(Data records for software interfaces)
══════════

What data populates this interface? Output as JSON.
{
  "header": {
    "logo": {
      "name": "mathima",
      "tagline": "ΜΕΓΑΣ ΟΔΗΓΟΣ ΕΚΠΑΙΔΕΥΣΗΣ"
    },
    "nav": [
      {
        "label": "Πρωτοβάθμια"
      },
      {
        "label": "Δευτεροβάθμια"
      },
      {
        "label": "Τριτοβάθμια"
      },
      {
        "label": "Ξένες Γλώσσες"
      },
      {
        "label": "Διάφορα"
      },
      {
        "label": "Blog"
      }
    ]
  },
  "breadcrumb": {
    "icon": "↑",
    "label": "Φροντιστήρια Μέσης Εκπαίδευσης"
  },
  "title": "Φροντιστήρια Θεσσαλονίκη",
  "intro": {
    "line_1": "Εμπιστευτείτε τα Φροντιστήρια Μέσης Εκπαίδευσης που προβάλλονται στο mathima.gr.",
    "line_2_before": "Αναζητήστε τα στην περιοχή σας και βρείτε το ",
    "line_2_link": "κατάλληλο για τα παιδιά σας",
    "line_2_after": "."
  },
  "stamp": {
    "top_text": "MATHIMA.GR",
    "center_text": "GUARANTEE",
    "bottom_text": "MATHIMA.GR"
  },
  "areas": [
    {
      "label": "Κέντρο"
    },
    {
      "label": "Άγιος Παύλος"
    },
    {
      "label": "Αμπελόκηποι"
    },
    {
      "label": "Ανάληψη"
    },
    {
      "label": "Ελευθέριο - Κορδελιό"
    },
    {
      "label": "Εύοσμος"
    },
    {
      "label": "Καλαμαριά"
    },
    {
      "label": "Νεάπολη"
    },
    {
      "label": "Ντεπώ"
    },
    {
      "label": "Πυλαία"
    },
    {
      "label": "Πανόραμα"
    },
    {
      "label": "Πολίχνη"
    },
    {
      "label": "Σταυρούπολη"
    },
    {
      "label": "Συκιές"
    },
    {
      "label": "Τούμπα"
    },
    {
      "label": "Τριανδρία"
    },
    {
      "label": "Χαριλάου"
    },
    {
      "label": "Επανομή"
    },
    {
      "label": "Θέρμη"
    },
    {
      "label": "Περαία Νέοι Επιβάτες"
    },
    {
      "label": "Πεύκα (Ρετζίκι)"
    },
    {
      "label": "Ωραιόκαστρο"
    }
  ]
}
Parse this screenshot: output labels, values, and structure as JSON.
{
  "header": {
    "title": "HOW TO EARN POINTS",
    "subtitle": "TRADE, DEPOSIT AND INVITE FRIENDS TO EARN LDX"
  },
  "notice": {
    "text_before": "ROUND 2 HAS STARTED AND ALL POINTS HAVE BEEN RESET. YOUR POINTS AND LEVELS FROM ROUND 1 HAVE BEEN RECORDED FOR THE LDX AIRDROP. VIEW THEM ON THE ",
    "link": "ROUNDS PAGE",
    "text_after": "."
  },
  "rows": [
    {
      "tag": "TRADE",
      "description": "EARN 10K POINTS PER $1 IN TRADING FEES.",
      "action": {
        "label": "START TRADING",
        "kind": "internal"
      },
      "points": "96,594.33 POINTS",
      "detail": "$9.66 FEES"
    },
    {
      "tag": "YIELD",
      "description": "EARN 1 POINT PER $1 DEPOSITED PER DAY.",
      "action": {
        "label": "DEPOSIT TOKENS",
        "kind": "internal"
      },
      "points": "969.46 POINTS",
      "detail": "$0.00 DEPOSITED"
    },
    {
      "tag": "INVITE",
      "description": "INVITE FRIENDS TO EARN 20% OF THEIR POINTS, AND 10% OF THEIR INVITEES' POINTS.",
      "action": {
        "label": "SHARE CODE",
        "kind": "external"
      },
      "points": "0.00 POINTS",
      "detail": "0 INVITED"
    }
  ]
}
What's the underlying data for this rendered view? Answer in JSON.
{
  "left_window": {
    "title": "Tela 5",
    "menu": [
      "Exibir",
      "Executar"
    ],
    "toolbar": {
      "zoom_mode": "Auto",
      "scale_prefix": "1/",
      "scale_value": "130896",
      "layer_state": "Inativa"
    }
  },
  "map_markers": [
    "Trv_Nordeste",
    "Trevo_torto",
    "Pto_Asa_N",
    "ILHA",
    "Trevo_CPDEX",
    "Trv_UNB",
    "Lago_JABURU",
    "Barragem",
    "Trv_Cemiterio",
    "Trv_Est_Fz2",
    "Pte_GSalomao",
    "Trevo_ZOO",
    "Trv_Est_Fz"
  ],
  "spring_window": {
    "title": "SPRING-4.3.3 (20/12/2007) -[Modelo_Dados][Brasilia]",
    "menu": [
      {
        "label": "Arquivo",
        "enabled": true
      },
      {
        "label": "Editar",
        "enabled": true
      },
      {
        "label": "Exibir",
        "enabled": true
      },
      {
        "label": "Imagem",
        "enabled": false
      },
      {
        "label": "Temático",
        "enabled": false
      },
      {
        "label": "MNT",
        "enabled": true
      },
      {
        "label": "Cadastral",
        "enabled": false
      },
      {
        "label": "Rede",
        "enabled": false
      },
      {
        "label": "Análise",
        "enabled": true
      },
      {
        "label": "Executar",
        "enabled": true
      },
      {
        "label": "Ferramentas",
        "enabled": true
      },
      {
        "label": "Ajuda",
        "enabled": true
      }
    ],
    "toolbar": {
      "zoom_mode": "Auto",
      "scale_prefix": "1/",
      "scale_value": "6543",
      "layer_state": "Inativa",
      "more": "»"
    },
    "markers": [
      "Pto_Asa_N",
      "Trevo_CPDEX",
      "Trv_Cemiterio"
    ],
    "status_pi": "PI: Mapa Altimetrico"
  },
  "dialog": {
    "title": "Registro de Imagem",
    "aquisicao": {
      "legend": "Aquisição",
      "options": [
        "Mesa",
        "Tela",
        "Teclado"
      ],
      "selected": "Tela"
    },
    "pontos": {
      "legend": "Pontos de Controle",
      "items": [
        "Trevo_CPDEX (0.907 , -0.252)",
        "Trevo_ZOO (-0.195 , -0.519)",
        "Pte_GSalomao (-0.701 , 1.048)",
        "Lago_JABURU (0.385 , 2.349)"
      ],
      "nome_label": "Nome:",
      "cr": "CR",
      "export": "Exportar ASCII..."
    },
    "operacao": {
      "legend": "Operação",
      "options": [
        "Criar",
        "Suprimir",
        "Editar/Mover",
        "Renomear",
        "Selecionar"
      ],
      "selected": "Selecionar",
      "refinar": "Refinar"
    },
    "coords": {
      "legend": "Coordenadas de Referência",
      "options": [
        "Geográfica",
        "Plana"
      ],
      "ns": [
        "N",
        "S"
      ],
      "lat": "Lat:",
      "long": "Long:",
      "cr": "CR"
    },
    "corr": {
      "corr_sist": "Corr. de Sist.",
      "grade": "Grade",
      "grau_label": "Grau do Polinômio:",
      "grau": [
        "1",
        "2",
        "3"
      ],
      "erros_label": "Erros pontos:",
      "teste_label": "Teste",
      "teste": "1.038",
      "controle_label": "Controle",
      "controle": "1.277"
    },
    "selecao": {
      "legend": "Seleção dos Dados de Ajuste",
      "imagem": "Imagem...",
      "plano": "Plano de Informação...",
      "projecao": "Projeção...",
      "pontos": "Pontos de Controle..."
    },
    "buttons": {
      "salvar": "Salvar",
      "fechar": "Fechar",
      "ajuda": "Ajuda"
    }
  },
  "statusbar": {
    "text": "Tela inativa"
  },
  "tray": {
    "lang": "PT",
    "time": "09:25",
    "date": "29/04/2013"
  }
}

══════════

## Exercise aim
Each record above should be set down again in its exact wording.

## Answer to the problem
What data populates this interface? Output as JSON.
{
  "header": {
    "logo": {
      "name": "mathima",
      "tagline": "ΜΕΓΑΣ ΟΔΗΓΟΣ ΕΚΠΑΙΔΕΥΣΗΣ"
    },
    "nav": [
      {
        "label": "Πρωτοβάθμια"
      },
      {
        "label": "Δευτεροβάθμια"
      },
      {
        "label": "Τριτοβάθμια"
      },
      {
        "label": "Ξένες Γλώσσες"
      },
      {
        "label": "Διάφορα"
      },
      {
        "label": "Blog"
      }
    ]
  },
  "breadcrumb": {
    "icon": "↑",
    "label": "Φροντιστήρια Μέσης Εκπαίδευσης"
  },
  "title": "Φροντιστήρια Θεσσαλονίκη",
  "intro": {
    "line_1": "Εμπιστευτείτε τα Φροντιστήρια Μέσης Εκπαίδευσης που προβάλλονται στο mathima.gr.",
    "line_2_before": "Αναζητήστε τα στην περιοχή σας και βρείτε το ",
    "line_2_link": "κατάλληλο για τα παιδιά σας",
    "line_2_after": "."
  },
  "stamp": {
    "top_text": "MATHIMA.GR",
    "center_text": "GUARANTEE",
    "bottom_text": "MATHIMA.GR"
  },
  "areas": [
    {
      "label": "Κέντρο"
    },
    {
      "label": "Άγιος Παύλος"
    },
    {
      "label": "Αμπελόκηποι"
    },
    {
      "label": "Ανάληψη"
    },
    {
      "label": "Ελευθέριο - Κορδελιό"
    },
    {
      "label": "Εύοσμος"
    },
    {
      "label": "Καλαμαριά"
    },
    {
      "label": "Νεάπολη"
    },
    {
      "label": "Ντεπώ"
    },
    {
      "label": "Πυλαία"
    },
    {
      "label": "Πανόραμα"
    },
    {
      "label": "Πολίχνη"
    },
    {
      "label": "Σταυρούπολη"
    },
    {
      "label": "Συκιές"
    },
    {
      "label": "Τούμπα"
    },
    {
      "label": "Τριανδρία"
    },
    {
      "label": "Χαριλάου"
    },
    {
      "label": "Επανομή"
    },
    {
      "label": "Θέρμη"
    },
    {
      "label": "Περαία Νέοι Επιβάτες"
    },
    {
      "label": "Πεύκα (Ρετζίκι)"
    },
    {
      "label": "Ωραιόκαστρο"
    }
  ]
}
Parse this screenshot: output labels, values, and structure as JSON.
{
  "header": {
    "title": "HOW TO EARN POINTS",
    "subtitle": "TRADE, DEPOSIT AND INVITE FRIENDS TO EARN LDX"
  },
  "notice": {
    "text_before": "ROUND 2 HAS STARTED AND ALL POINTS HAVE BEEN RESET. YOUR POINTS AND LEVELS FROM ROUND 1 HAVE BEEN RECORDED FOR THE LDX AIRDROP. VIEW THEM ON THE ",
    "link": "ROUNDS PAGE",
    "text_after": "."
  },
  "rows": [
    {
      "tag": "TRADE",
      "description": "EARN 10K POINTS PER $1 IN TRADING FEES.",
      "action": {
        "label": "START TRADING",
        "kind": "internal"
      },
      "points": "96,594.33 POINTS",
      "detail": "$9.66 FEES"
    },
    {
      "tag": "YIELD",
      "description": "EARN 1 POINT PER $1 DEPOSITED PER DAY.",
      "action": {
        "label": "DEPOSIT TOKENS",
        "kind": "internal"
      },
      "points": "969.46 POINTS",
      "detail": "$0.00 DEPOSITED"
    },
    {
      "tag": "INVITE",
      "description": "INVITE FRIENDS TO EARN 20% OF THEIR POINTS, AND 10% OF THEIR INVITEES' POINTS.",
      "action": {
        "label": "SHARE CODE",
        "kind": "external"
      },
      "points": "0.00 POINTS",
      "detail": "0 INVITED"
    }
  ]
}
What's the underlying data for this rendered view? Answer in JSON.
{
  "left_window": {
    "title": "Tela 5",
    "menu": [
      "Exibir",
      "Executar"
    ],
    "toolbar": {
      "zoom_mode": "Auto",
      "scale_prefix": "1/",
      "scale_value": "130896",
      "layer_state": "Inativa"
    }
  },
  "map_markers": [
    "Trv_Nordeste",
    "Trevo_torto",
    "Pto_Asa_N",
    "ILHA",
    "Trevo_CPDEX",
    "Trv_UNB",
    "Lago_JABURU",
    "Barragem",
    "Trv_Cemiterio",
    "Trv_Est_Fz2",
    "Pte_GSalomao",
    "Trevo_ZOO",
    "Trv_Est_Fz"
  ],
  "spring_window": {
    "title": "SPRING-4.3.3 (20/12/2007) -[Modelo_Dados][Brasilia]",
    "menu": [
      {
        "label": "Arquivo",
        "enabled": true
      },
      {
        "label": "Editar",
        "enabled": true
      },
      {
        "label": "Exibir",
        "enabled": true
      },
      {
        "label": "Imagem",
        "enabled": false
      },
      {
        "label": "Temático",
        "enabled": false
      },
      {
        "label": "MNT",
        "enabled": true
      },
      {
        "label": "Cadastral",
        "enabled": false
      },
      {
        "label": "Rede",
        "enabled": false
      },
      {
        "label": "Análise",
        "enabled": true
      },
      {
        "label": "Executar",
        "enabled": true
      },
      {
        "label": "Ferramentas",
        "enabled": true
      },
      {
        "label": "Ajuda",
        "enabled": true
      }
    ],
    "toolbar": {
      "zoom_mode": "Auto",
      "scale_prefix": "1/",
      "scale_value": "6543",
      "layer_state": "Inativa",
      "more": "»"
    },
    "markers": [
      "Pto_Asa_N",
      "Trevo_CPDEX",
      "Trv_Cemiterio"
    ],
    "status_pi": "PI: Mapa Altimetrico"
  },
  "dialog": {
    "title": "Registro de Imagem",
    "aquisicao": {
      "legend": "Aquisição",
      "options": [
        "Mesa",
        "Tela",
        "Teclado"
      ],
      "selected": "Tela"
    },
    "pontos": {
      "legend": "Pontos de Controle",
      "items": [
        "Trevo_CPDEX (0.907 , -0.252)",
        "Trevo_ZOO (-0.195 , -0.519)",
        "Pte_GSalomao (-0.701 , 1.048)",
        "Lago_JABURU (0.385 , 2.349)"
      ],
      "nome_label": "Nome:",
      "cr": "CR",
      "export": "Exportar ASCII..."
    },
    "operacao": {
      "legend": "Operação",
      "options": [
        "Criar",
        "Suprimir",
        "Editar/Mover",
        "Renomear",
        "Selecionar"
      ],
      "selected": "Selecionar",
      "refinar": "Refinar"
    },
    "coords": {
      "legend": "Coordenadas de Referência",
      "options": [
        "Geográfica",
        "Plana"
      ],
      "ns": [
        "N",
        "S"
      ],
      "lat": "Lat:",
      "long": "Long:",
      "cr": "CR"
    },
    "corr": {
      "corr_sist": "Corr. de Sist.",
      "grade": "Grade",
      "grau_label": "Grau do Polinômio:",
      "grau": [
        "1",
        "2",
        "3"
      ],
      "erros_label": "Erros pontos:",
      "teste_label": "Teste",
      "teste": "1.038",
      "controle_label": "Controle",
      "controle": "1.277"
    },
    "selecao": {
      "legend": "Seleção dos Dados de Ajuste",
      "imagem": "Imagem...",
      "plano": "Plano de Informação...",
      "projecao": "Projeção...",
      "pontos": "Pontos de Controle..."
    },
    "buttons": {
      "salvar": "Salvar",
      "fechar": "Fechar",
      "ajuda": "Ajuda"
    }
  },
  "statusbar": {
    "text": "Tela inativa"
  },
  "tray": {
    "lang": "PT",
    "time": "09:25",
    "date": "29/04/2013"
  }
}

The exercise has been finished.